“Everything I feel now as an adolescent is true. This is who I am. Each day that passes I grow away from my true self. Every inch I take towards adulthood is a betrayal.” - Stephen Fry, age 16
I remember feeling this way as a teenager, too. This feeling is powerful, but it can, with the benefit of the intervening years, be shown to be demonstrably false. Yet its power can be a force for good. This is partly why I love the music of the 90s, still, so much. There are good, true things that can (still) be accessed via the music one came to in one’s youth. Through it, you can remember things that truly matter: the thrill of discovery, the shock of finding like minds, the joys of love and friendship, the beautiful superfluousness of art.
This is probably why I keep writing about the 1990s. The theme of most of my music writing since about 2010 has been “guys, 90’s Christian rock was actually good.”

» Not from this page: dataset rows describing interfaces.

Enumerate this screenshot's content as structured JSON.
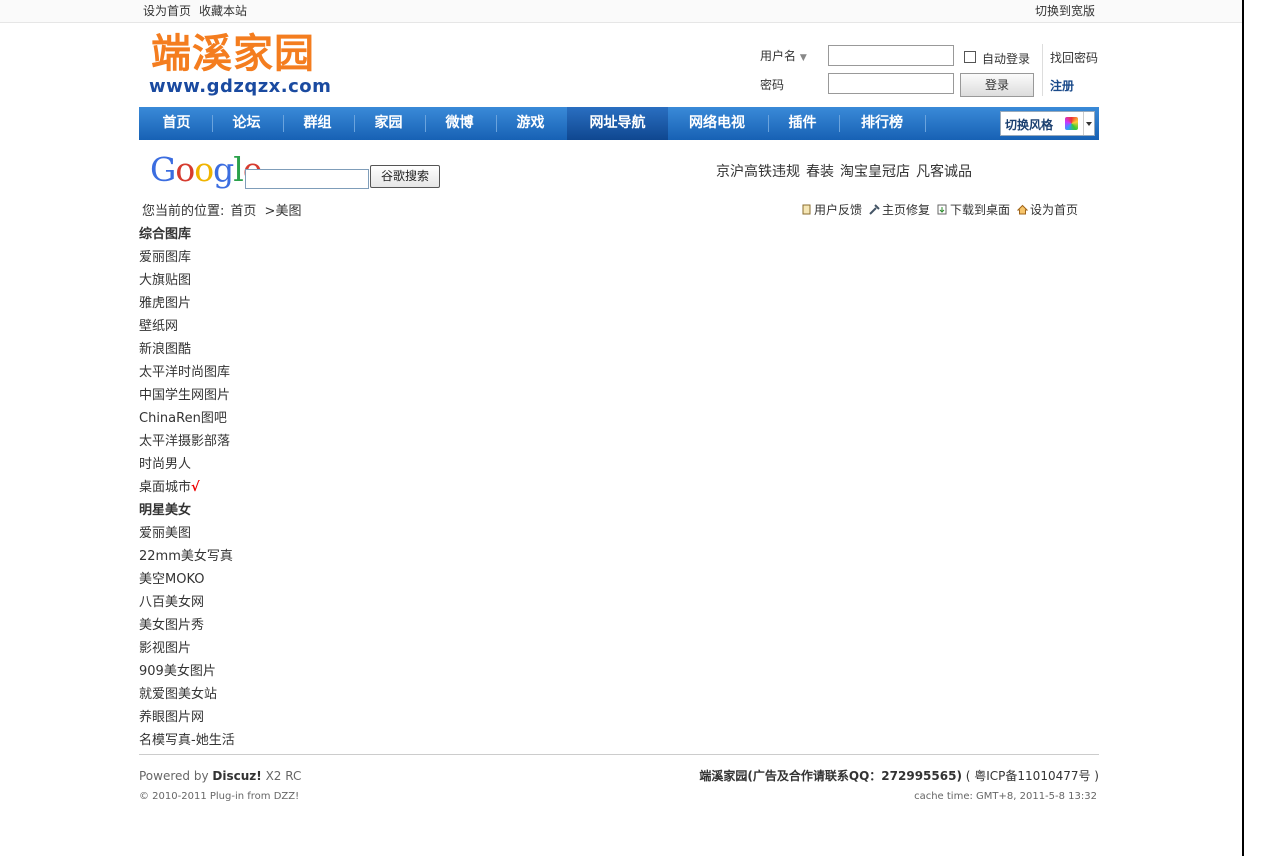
{
  "topbar": {
    "set_home": "设为首页",
    "bookmark": "收藏本站",
    "switch_wide": "切换到宽版"
  },
  "logo": {
    "cn": "端溪家园",
    "url": "www.gdzqzx.com"
  },
  "login": {
    "username_label": "用户名",
    "password_label": "密码",
    "auto_login": "自动登录",
    "login_button": "登录",
    "forgot_password": "找回密码",
    "register": "注册"
  },
  "nav": {
    "items": [
      "首页",
      "论坛",
      "群组",
      "家园",
      "微博",
      "游戏",
      "网址导航",
      "网络电视",
      "插件",
      "排行榜"
    ],
    "active": "网址导航",
    "style_switch": "切换风格"
  },
  "search": {
    "google_logo": "Google",
    "button": "谷歌搜索",
    "hot_links": [
      "京沪高铁违规",
      "春装",
      "淘宝皇冠店",
      "凡客诚品"
    ]
  },
  "breadcrumb": {
    "prefix": "您当前的位置:",
    "home": "首页",
    "current": ">美图"
  },
  "tools": [
    "用户反馈",
    "主页修复",
    "下载到桌面",
    "设为首页"
  ],
  "sections": [
    {
      "title": "综合图库",
      "links": [
        "爱丽图库",
        "大旗贴图",
        "雅虎图片",
        "壁纸网",
        "新浪图酷",
        "太平洋时尚图库",
        "中国学生网图片",
        "ChinaRen图吧",
        "太平洋摄影部落",
        "时尚男人",
        "桌面城市"
      ]
    },
    {
      "title": "明星美女",
      "links": [
        "爱丽美图",
        "22mm美女写真",
        "美空MOKO",
        "八百美女网",
        "美女图片秀",
        "影视图片",
        "909美女图片",
        "就爱图美女站",
        "养眼图片网",
        "名模写真-她生活"
      ]
    }
  ],
  "checkmark": "√",
  "footer": {
    "powered": "Powered by",
    "discuz": "Discuz!",
    "version": "X2 RC",
    "copyright": "© 2010-2011 Plug-in from DZZ!",
    "site_contact": "端溪家园(广告及合作请联系QQ：272995565)",
    "icp": "( 粤ICP备11010477号 )",
    "cache": "cache time: GMT+8, 2011-5-8 13:32"
  }
}
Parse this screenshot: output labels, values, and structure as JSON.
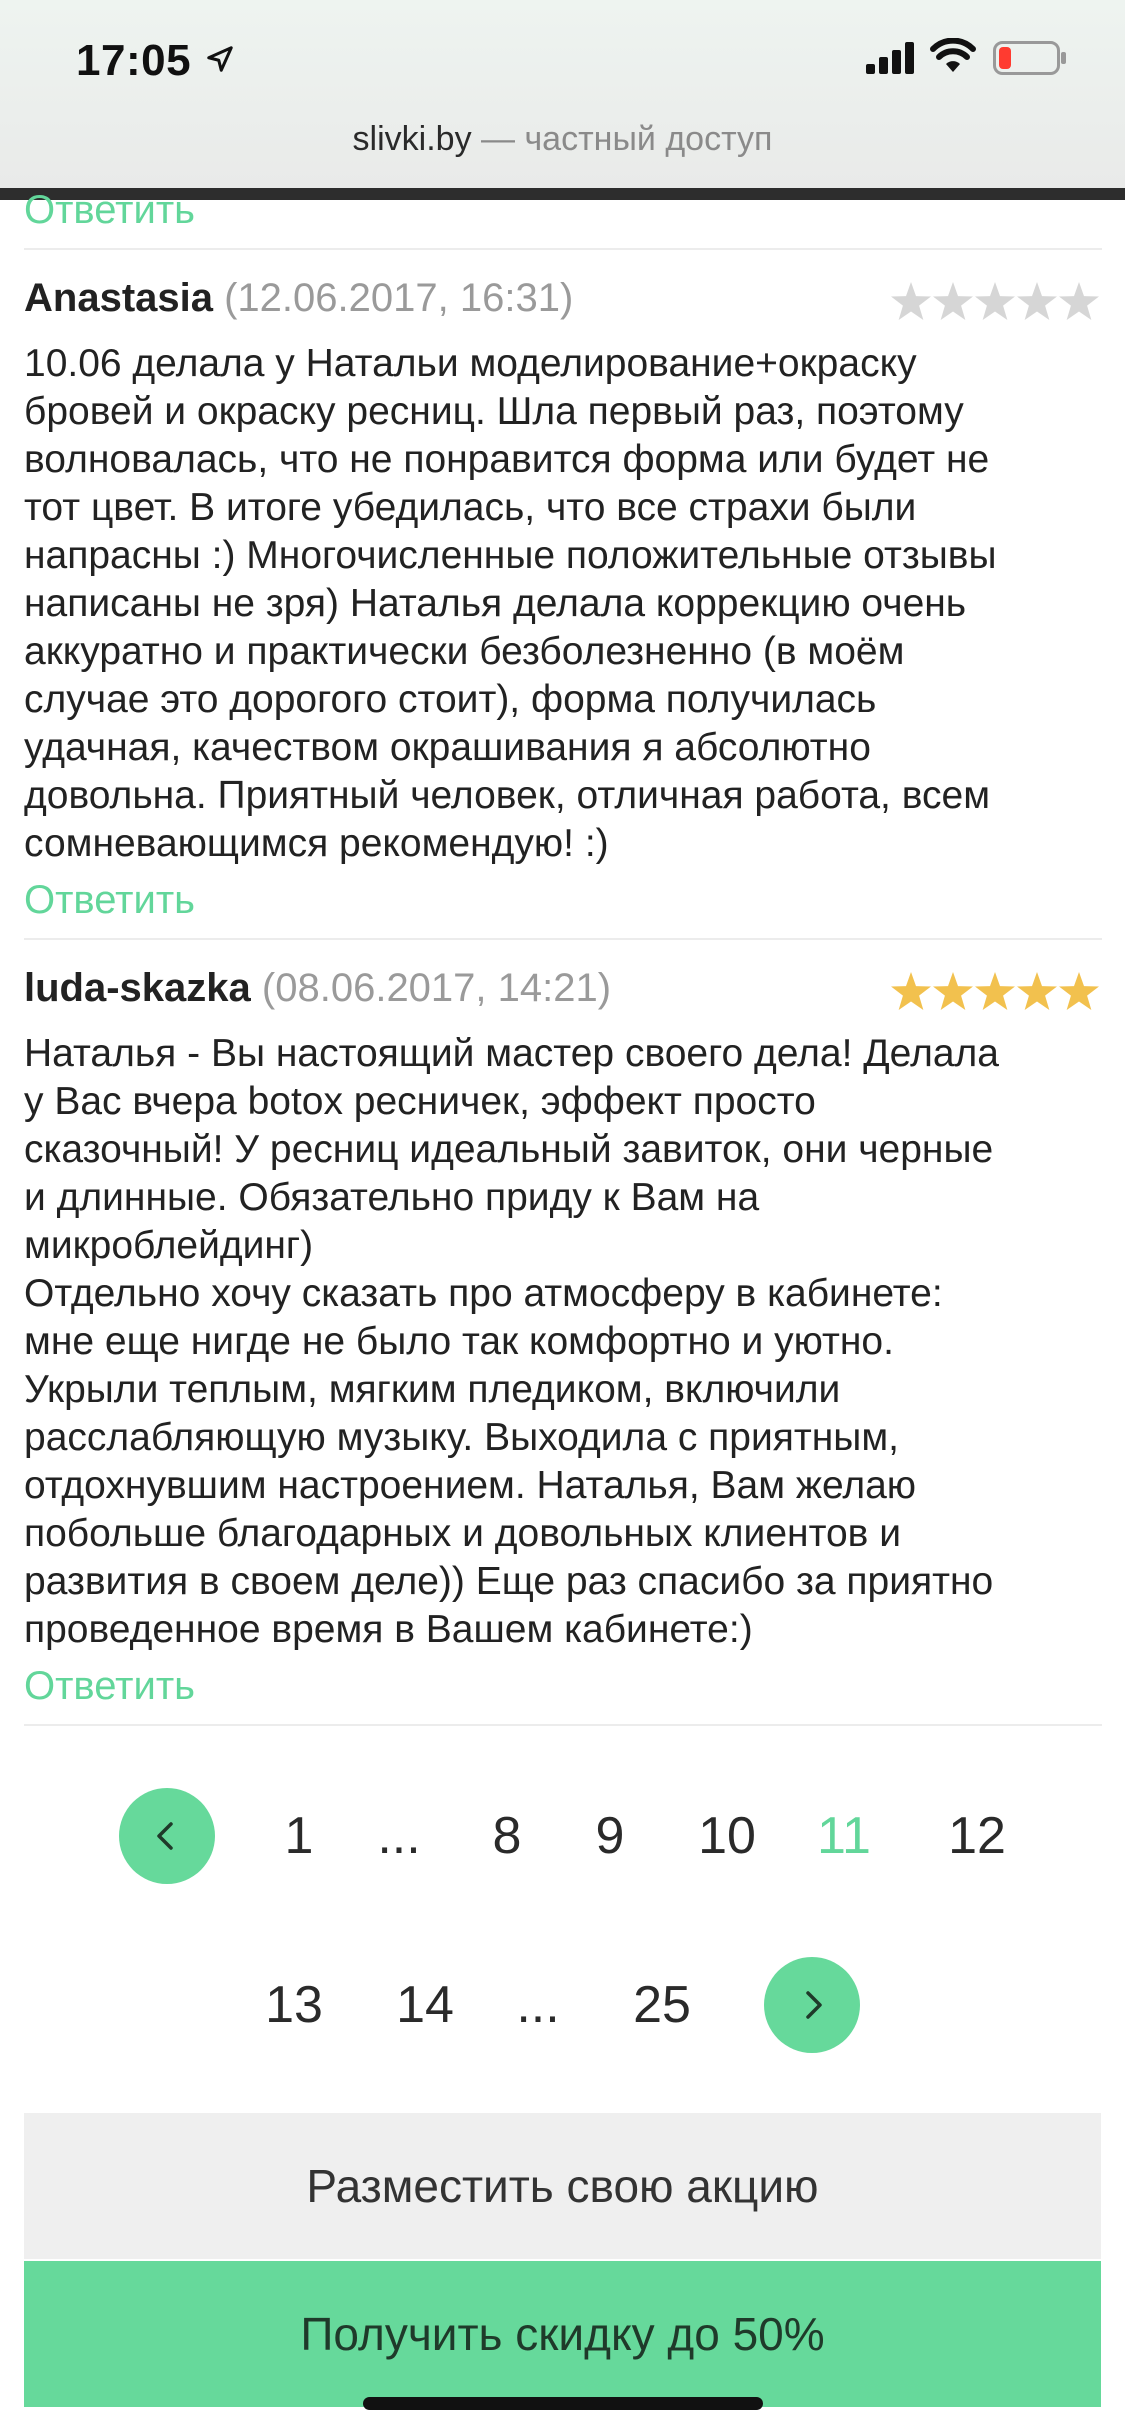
{
  "status_bar": {
    "time": "17:05"
  },
  "browser": {
    "domain": "slivki.by",
    "suffix": " — частный доступ"
  },
  "reviews": [
    {
      "author": "Anastasia",
      "date": "(12.06.2017, 16:31)",
      "rating": 0,
      "text": "10.06 делала у Натальи моделирование+окраску\nбровей и окраску ресниц. Шла первый раз, поэтому\nволновалась, что не понравится форма или будет не\nтот цвет. В итоге убедилась, что все страхи были\nнапрасны :) Многочисленные положительные отзывы\nнаписаны не зря) Наталья делала коррекцию очень\nаккуратно и практически безболезненно (в моём\nслучае это дорогого стоит), форма получилась\nудачная, качеством окрашивания я абсолютно\nдовольна. Приятный человек, отличная работа, всем\nсомневающимся рекомендую! :)"
    },
    {
      "author": "luda-skazka",
      "date": "(08.06.2017, 14:21)",
      "rating": 5,
      "text": "Наталья - Вы настоящий мастер своего дела! Делала\nу Вас вчера botox ресничек, эффект просто\nсказочный! У ресниц идеальный завиток, они черные\nи длинные. Обязательно приду к Вам на\nмикроблейдинг)\nОтдельно хочу сказать про атмосферу в кабинете:\nмне еще нигде не было так комфортно и уютно.\nУкрыли теплым, мягким пледиком, включили\nрасслабляющую музыку. Выходила с приятным,\nотдохнувшим настроением. Наталья, Вам желаю\nпобольше благодарных и довольных клиентов и\nразвития в своем деле)) Еще раз спасибо за приятно\nпроведенное время в Вашем кабинете:)"
    }
  ],
  "reply_label": "Ответить",
  "pagination": {
    "row1": [
      "1",
      "...",
      "8",
      "9",
      "10",
      "11",
      "12"
    ],
    "row2": [
      "13",
      "14",
      "...",
      "25"
    ],
    "current": "11"
  },
  "actions": {
    "secondary": "Разместить свою акцию",
    "primary": "Получить скидку до 50%"
  },
  "colors": {
    "accent": "#66d99b",
    "link": "#62d69a",
    "star_active": "#f2c14e",
    "star_inactive": "#d6d6d6"
  }
}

Many of the bands I discovered in the 90s were absolutely revelatory to me, and I’ve written about many of them over the years. I’ve found it difficult to write about Luxury, who – I hate to exaggerate but I don’t mean to – might actually be the best rock band of all time.